Naz played in four out of the five preseason games this year. During that stretch, he averaged 16.5 points and 4.8 rebounds on 60% from the floor and 50% from deep. When listening to the quotes above, I was under the original impression that Reid would be doing more work in the painted area, especially when he played alongside KAT. However, despite Head Coach Chris Finch stating that Reid was too stationary as a power forward last season, Naz’s offensive attack revolves around the 3-point line.

The Timberwolves’ third preseason game took place at Madison Square Garden against the Knicks. The starters/regular rotation played until the fourth quarter, so that game was our most accurate look at regular-season hoops. Reid stole the show at the Garden; he finished with 22 points on 8-of-12 from the floor in just 19 minutes off the bench, highlighted by five makes on eight fires from beyond the arc.

(Editor’s Note: If you are reading this on Apple News, please click here so you can view embedded videos important to the analysis, and enjoy the best overall reading experience.)

The play above is a great representation of where Reid’s offense will primarily come from when playing alongside Gobert — a good amount of off-ball shooting from deep.

Shake Milton runs a pick-and-roll with Gobert, and Naz is left alone on the left-side wing. Josh Hart is forced to come over and side-hedge Milton. The ball then gets dumped off to Reid, and Hart doesn’t have enough time to get back and successfully contest, thanks to Reid’s super quick jumper.

Above is a Jelly 3-ball that came with Towns on the floor. Even though KAT can fill it up from deep better than any other big man in the league, I expect him to put in more work from within the painted area while Reid operates next to him. It’s easy to forget how good Towns is with his back to the basket, especially after the Gobert trade. However, if you can recall back a few seasons, teams viewed him as an equal threat, maybe even more so, in the paint than from beyond the three-point line. KAT getting triple-teamed down low was pretty typical.

And lastly, above are a couple of clips where Reid is not sharing the floor with either Towns or Gobert. The minutes without Naz being accompanied by one part of the Northern Heights will be scarce this season. However, when he is the lone big man out there, he’ll have more of a free-range offensively and can play both inside and out.

These are just a few highlights from one preseason game, and things can be totally different during the regular season, but I see them as a prelude to what we can expect regarding play calls and offensive schemes involving Naz.

Naz Reid must adapt and be flexible to have a consistent role this year.
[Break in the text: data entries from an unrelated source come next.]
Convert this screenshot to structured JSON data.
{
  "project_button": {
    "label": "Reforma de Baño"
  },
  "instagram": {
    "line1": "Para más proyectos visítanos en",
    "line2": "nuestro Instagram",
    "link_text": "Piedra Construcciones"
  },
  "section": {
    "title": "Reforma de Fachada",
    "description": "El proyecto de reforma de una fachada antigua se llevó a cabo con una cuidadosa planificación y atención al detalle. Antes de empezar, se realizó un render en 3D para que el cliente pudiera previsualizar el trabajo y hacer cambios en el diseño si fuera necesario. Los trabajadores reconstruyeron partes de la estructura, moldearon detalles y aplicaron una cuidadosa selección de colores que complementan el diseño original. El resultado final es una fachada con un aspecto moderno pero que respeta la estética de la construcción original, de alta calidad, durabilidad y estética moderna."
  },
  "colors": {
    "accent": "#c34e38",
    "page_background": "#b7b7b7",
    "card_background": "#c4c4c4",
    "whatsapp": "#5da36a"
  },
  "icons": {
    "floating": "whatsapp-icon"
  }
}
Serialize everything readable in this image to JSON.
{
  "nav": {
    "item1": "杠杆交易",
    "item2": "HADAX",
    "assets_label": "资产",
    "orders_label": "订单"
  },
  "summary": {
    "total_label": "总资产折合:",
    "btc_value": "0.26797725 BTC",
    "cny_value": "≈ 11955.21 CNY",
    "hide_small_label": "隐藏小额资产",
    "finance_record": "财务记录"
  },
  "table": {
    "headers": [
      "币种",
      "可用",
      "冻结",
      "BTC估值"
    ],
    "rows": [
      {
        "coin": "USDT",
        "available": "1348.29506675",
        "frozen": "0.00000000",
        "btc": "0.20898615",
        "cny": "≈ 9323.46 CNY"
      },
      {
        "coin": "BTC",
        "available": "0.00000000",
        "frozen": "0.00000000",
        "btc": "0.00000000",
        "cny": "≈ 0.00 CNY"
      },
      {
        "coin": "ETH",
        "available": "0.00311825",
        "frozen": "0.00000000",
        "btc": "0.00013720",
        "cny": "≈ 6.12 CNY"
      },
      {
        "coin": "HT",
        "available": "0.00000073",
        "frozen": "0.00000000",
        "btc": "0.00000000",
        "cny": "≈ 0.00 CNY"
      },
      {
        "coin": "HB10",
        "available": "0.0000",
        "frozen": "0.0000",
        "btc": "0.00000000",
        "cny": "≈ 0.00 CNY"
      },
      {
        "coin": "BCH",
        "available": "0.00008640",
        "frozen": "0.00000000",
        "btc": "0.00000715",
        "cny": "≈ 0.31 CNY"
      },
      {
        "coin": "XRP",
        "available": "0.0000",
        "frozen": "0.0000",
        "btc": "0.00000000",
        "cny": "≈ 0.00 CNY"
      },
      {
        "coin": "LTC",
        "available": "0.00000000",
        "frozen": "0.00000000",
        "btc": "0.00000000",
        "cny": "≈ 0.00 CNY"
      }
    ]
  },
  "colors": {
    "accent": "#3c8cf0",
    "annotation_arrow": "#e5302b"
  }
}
Whether that means spacing the floor next to Gobert and KAT or attacking the rim when he is the lone center on the floor. He proved it last year; Reid is a winning player and needs to be a prominent fixture of the rotation. The minutes will come for him; that’s not in question. What Naz will do with those minutes is. Regardless of who he shares the front court with, Big Jelly understands what he needs to get done and when he needs to do it.